FCS5233-03 Keeping it Safe: Extension Cords1 Mary N. Harrison2 1. This document is FCS5233-03, one of a series of the Department of Family, Youth and Community Sciences, Florida Cooperative Extension Service, Institute of Food and Agriculture Sciences, University of Florida. Publication: May 2002. Revised: December 2005. Please visit the EDIS Web site at http://edis.ifas.ufl.edu. 2. Mary N. Harrison, professor, Department of Family, Youth and Community Sciences, Cooperative Extension Service, Institute of Food and Agricultural Sciences, University of Florida, Gainesville, 32611. The Institute of Food and Agricultural Sciences (IFAS) is an Equal Opportunity Institution authorized to provide research, educational information and other services only to individuals and institutions that function with non-discrimination with respect to race, creed, color, religion, age, disability, sex, sexual orientation, marital status, national origin, political opinions or affiliations. U.S. Department of Agriculture, Cooperative Extension Service, University of Florida, IFAS, Florida A. & M. University Cooperative Extension Program, and Boards of County Commissioners Cooperating. Larry Arrington, Dean Use extension cords only when necessary. It is best to plug an electrical device directly into the wall outlet if you can. That is not always possible. Outlets often are not in the locations where they are needed. To resolve this problem you will need an extension cordyou will also need the correct type of cord. Using the wrong kind of cord, or using it incorrectly can create safety hazards such as fire, shock, electrocution, trips and falls, and blown fuses. Shopping For an Extension Cord Almost all extension cords are labeled with much information. This information will help you to choose the correct cord for the intended use. Read the label and instructions carefully to know which extension cord fit your needs. Look for: Total watts the cord will carry. Volts of current the cord will carry. Most electrical uses require 110-120 volts. Some heavy-duty equipment such as an electric stove or clothes dryer, require 220 volts. You cannot use a 120-volt cord or equipment on a 220 line. It will burn out the cord and equipment. Gauge of wire: The size of wire indicates the amount of electrical currentwattsthat can be safely carried by the wire. nAlso look for the UL Seal of Approval, which means the extension cord meets certain safety standards. Table 1 shows the relationship of wire size (gauge) to the amount of current that it will safely carry. Other Considerations: If the plug has two prongs it is intended to fit into an outlet of the same pattern. Does the cord accept grounded plugs, that is plugs with three prongs? (In case you decide to use an extension cord that has only two openings for prongs with an appliance that has a three-prong plug, NEVER remove the third prong. Purchase an adapter to use with the cord and appliance). Some inexpensive, lightweight cords have very shallow receptacles so the plug-in will not fit snugly. If a gap is left this could create a safety problem.

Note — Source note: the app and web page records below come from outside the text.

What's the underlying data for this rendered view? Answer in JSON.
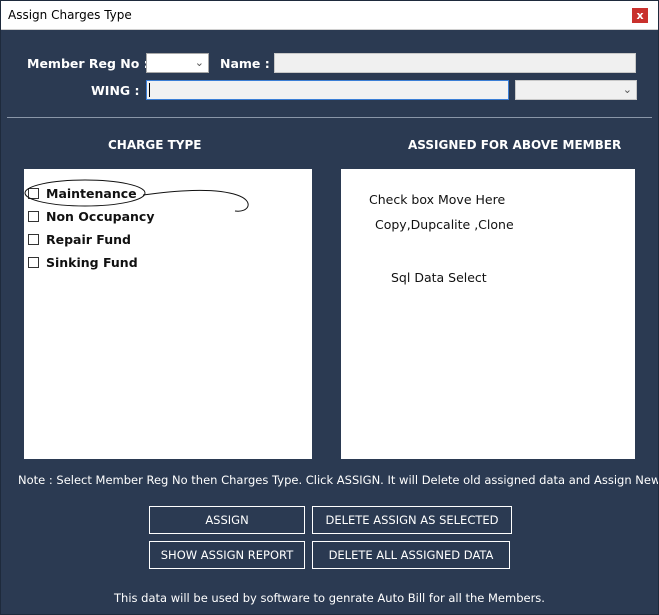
{
  "window": {
    "title": "Assign Charges Type",
    "close_glyph": "x"
  },
  "form": {
    "member_reg_label": "Member Reg No :",
    "member_reg_value": "",
    "name_label": "Name :",
    "name_value": "",
    "wing_label": "WING :",
    "wing_value": "",
    "wing_select_value": ""
  },
  "sections": {
    "charge_type_title": "CHARGE TYPE",
    "assigned_title": "ASSIGNED FOR ABOVE MEMBER"
  },
  "charge_types": [
    {
      "label": "Maintenance",
      "checked": false
    },
    {
      "label": "Non Occupancy",
      "checked": false
    },
    {
      "label": "Repair Fund",
      "checked": false
    },
    {
      "label": "Sinking Fund",
      "checked": false
    }
  ],
  "assigned_notes": {
    "line1": "Check box Move Here",
    "line2": "Copy,Dupcalite ,Clone",
    "line3": "Sql Data Select"
  },
  "note": "Note : Select Member Reg No then Charges Type. Click ASSIGN. It will Delete old assigned data and Assign New Data",
  "buttons": {
    "assign": "ASSIGN",
    "delete_selected": "DELETE ASSIGN AS SELECTED",
    "show_report": "SHOW ASSIGN REPORT",
    "delete_all": "DELETE ALL ASSIGNED DATA"
  },
  "footer": "This data will be used by software to genrate Auto Bill for all the Members.",
  "icons": {
    "dropdown": "chevron-down-icon",
    "checkbox": "checkbox-icon",
    "close": "close-icon"
  },
  "colors": {
    "background": "#2b3a52",
    "close_button": "#c9302c",
    "panel": "#ffffff"
  }
}
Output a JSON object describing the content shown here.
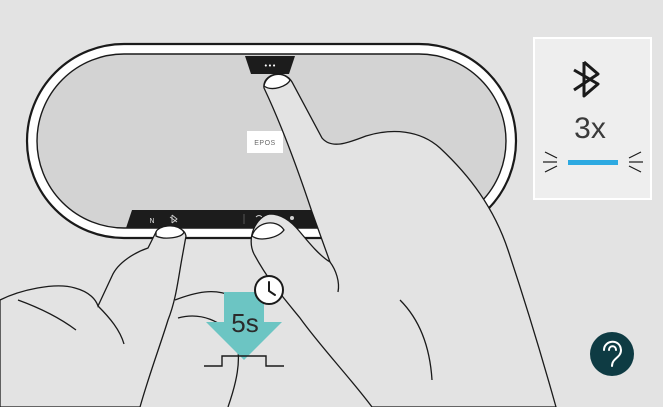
{
  "device": {
    "brand": "EPOS",
    "top_button_symbol": "•••"
  },
  "instruction": {
    "hold_duration": "5s",
    "clock_icon": "clock-icon",
    "arrow_icon": "arrow-down-icon"
  },
  "indicator": {
    "icon": "bluetooth-icon",
    "blink_count": "3x",
    "led_color": "#2da9e1"
  },
  "help": {
    "icon": "ear-help-icon",
    "color": "#0e3b43"
  },
  "colors": {
    "background": "#e3e3e3",
    "arrow": "#6cc5c3",
    "device_body": "#d3d3d3",
    "control_bar": "#1c1c1c"
  }
}
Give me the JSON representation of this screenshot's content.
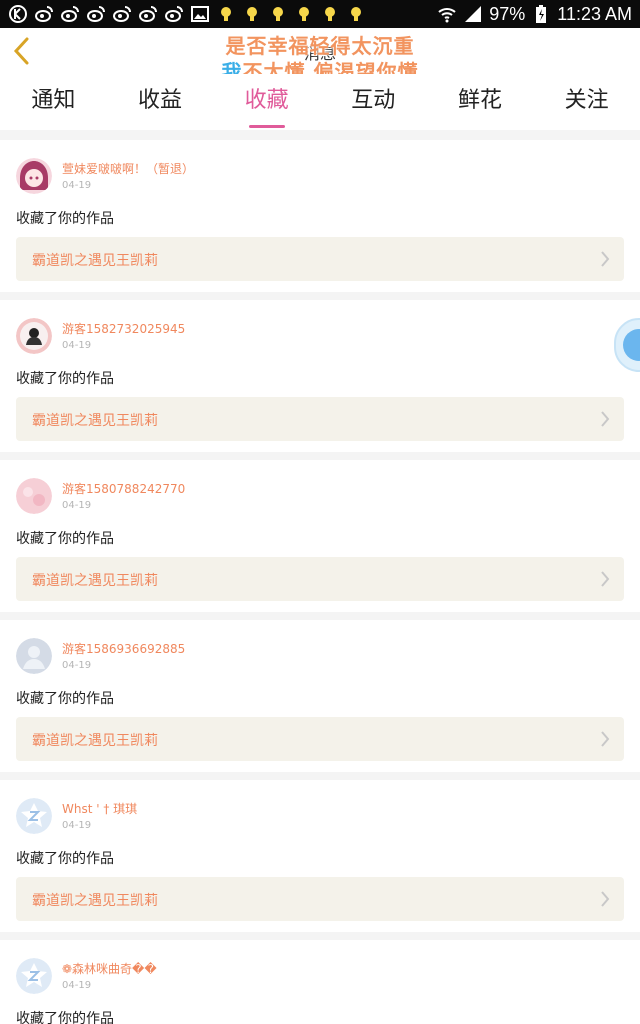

Keeping it Safe: Extension Cords 2 Where is the cord to be used, indoors or out-of-doors? Out-of-doors must be much better insulated against moisture and the elements. NEVER use indoor cords out-of-doors. Table 1. Cord Type Guage Amps Total Amps Volts Lightweight cord (lamp, radio) 18 gauge 7 AMPS 875 total watts 125 volts Medium use cord (small electrical equipment) 16 gauge 13 AMPS 1625 total watts 125 volts Heavy duty cord (computer, printer, refrigerator) 14 gauge 15 AMPS 1825 total watts 125 volts Heavy duty cord (air conditioner, clothes dryer, range top, oven) 12 gauge 20 AMPS 5000 watts 220 volts Safety Concerns Never run or place an extension cord under a rug. Under a rug the extension cord can cause a fire under certain conditions. Before using an old cord inspect it carefully for broken places or worn insulation. Old extension cords have caused many fires and given many shocks. NEVER remove a cord from the outlet by pulling on the cord.